The exterior walls will be built using panelized ICF wall segments stacked at an assembly plant off-site and delivered ready to brace and pour. Bucks, weld plates, and lintel rebar are installed prior to shipping. The majority of the reinforcing steel is replaced with Helix micro rebar, which creates a stronger concrete with better consolidation and pour characteristics.
Michael Cleary, president of ICF Panels, estimates that panelization will shorten the construction schedule by several months, allowing the building to be occupied significantly earlier than would otherwise be possible. “Owners and developers will see that building with ICF Panels is literally ‘money in the bank’,” he says. “Opening early allows them to gain access to hundreds of thousands of dollars that is otherwise unavailable.”
Panelization offers a number of other benefits, such as reduced hazard insurance, less form waste, virtually no weather delays, and improved worker productivity. It’s an attractive option for commercial developers, designers, ICF installers and others wanting to maximize profits and gain market share.
Installation Guide for One- Sided Forms
Last summer, Logix ICF released an installation guide for XP-1, their “one-sided” ICF that allows one face of the wall to be exposed concrete.
If the guidelines are followed, the new system is said to be “self-aligning and forgiving,” and the 10 available wall thicknesses permit the “seamless integration of XP-1 walls with a wide variety of regular ICF and conventional concrete wall thicknesses.”

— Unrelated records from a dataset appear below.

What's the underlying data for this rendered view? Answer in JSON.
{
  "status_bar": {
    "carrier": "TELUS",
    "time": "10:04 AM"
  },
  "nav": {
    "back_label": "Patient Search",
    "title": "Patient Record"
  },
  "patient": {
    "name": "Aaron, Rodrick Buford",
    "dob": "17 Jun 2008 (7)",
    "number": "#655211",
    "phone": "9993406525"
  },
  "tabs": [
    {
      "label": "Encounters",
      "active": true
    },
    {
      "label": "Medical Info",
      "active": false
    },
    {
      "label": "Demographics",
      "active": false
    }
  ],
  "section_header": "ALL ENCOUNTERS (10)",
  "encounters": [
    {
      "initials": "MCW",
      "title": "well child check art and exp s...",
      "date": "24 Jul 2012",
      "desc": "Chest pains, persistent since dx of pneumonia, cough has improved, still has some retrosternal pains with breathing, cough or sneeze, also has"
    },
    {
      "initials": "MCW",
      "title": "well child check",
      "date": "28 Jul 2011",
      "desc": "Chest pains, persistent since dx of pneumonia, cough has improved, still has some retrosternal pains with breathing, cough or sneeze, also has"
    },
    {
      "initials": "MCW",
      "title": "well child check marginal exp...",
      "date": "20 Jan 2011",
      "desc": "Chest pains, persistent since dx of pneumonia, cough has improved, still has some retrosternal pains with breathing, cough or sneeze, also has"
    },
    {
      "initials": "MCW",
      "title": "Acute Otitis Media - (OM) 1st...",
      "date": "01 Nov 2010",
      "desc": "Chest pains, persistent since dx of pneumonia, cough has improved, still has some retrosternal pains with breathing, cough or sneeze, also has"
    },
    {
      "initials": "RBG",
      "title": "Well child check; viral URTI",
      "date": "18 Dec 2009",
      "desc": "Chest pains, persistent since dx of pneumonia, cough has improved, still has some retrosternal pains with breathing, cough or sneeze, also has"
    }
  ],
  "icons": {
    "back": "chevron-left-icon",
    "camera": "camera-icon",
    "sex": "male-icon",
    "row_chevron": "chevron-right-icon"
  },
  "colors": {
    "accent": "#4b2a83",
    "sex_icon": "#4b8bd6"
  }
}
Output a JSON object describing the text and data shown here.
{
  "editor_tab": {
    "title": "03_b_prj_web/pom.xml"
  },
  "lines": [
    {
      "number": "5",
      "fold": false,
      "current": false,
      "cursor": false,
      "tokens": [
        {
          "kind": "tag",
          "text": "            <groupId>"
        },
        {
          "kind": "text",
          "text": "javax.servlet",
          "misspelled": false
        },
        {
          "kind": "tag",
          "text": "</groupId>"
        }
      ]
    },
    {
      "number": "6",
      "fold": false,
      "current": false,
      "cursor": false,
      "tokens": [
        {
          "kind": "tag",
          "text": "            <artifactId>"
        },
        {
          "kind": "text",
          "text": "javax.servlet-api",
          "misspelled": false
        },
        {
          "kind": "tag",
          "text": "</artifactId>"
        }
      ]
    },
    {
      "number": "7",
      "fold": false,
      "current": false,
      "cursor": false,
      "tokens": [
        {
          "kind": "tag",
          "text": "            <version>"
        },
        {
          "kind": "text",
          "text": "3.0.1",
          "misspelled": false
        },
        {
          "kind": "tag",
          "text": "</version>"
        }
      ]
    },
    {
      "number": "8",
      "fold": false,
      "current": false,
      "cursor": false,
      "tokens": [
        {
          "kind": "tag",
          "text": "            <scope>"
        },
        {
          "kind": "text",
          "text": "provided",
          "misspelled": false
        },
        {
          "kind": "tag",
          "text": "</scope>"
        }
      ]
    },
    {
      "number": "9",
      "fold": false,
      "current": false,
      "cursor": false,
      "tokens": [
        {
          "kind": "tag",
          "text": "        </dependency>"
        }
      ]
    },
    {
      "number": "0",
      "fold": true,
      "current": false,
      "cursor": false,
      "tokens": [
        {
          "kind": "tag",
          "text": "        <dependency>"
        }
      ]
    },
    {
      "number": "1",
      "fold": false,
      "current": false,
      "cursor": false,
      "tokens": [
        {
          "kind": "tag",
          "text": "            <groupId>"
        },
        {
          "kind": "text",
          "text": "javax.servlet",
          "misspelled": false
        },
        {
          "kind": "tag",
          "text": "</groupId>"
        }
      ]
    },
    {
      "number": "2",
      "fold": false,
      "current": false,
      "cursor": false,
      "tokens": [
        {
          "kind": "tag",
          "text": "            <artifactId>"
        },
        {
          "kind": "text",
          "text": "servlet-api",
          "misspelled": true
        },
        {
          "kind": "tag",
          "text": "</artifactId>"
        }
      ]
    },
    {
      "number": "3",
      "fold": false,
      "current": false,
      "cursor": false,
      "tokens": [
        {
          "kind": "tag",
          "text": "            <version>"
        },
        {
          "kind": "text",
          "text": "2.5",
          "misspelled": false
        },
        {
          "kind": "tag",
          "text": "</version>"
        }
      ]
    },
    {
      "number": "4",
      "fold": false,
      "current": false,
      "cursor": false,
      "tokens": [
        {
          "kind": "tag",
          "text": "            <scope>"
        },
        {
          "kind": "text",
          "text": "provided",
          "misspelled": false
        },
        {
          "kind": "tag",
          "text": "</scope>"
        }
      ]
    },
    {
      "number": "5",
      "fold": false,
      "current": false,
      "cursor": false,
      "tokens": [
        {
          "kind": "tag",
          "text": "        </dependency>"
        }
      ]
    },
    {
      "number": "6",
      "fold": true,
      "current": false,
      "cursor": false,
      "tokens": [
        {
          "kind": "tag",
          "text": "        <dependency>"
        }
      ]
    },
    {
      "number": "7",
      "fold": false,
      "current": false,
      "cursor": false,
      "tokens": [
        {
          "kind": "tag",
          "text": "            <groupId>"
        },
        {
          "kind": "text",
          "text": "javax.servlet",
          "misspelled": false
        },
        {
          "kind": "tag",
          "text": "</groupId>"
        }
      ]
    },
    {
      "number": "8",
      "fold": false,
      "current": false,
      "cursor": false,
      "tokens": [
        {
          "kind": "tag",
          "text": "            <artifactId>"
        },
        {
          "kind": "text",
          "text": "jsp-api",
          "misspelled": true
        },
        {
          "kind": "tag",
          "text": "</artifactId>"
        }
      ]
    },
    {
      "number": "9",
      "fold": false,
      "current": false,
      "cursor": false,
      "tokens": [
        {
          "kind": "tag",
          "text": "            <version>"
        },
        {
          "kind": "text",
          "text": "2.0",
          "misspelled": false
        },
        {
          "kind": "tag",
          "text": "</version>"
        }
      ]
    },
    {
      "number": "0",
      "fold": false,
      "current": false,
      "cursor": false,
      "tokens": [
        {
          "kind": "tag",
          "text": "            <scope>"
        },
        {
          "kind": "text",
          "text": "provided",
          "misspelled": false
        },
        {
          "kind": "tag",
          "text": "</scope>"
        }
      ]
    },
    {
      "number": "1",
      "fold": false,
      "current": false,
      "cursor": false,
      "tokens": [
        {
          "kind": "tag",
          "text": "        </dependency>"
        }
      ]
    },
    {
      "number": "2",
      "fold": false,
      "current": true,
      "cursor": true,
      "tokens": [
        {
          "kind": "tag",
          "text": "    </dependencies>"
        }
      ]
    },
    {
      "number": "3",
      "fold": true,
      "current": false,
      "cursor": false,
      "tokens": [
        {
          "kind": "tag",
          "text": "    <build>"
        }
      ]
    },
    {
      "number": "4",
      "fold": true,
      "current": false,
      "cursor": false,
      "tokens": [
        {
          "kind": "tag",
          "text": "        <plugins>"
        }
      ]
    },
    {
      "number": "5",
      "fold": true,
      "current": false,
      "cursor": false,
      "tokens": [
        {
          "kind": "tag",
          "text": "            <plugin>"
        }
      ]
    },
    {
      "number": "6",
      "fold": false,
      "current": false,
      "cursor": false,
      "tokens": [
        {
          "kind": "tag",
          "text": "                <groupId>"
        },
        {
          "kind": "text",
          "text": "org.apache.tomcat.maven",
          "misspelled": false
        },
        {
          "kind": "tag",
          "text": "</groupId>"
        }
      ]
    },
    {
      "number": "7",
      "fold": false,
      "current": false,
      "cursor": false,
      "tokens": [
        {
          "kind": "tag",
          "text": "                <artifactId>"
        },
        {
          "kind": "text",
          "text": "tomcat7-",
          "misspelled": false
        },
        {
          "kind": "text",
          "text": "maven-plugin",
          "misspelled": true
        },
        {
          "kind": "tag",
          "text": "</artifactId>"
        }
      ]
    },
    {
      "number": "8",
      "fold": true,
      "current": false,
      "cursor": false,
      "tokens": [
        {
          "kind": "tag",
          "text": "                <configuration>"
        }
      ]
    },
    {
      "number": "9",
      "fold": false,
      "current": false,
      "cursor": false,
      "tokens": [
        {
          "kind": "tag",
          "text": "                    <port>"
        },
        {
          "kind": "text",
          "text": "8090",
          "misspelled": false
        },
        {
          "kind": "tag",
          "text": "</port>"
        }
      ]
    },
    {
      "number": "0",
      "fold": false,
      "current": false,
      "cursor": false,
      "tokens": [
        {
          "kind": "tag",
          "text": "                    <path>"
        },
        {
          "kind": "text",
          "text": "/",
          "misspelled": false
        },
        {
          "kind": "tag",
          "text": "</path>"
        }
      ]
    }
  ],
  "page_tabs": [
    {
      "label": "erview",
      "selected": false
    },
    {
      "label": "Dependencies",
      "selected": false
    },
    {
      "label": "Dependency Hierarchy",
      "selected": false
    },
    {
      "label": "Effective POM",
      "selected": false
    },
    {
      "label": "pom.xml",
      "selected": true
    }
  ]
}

The installation guide can be downloaded from the Logix website.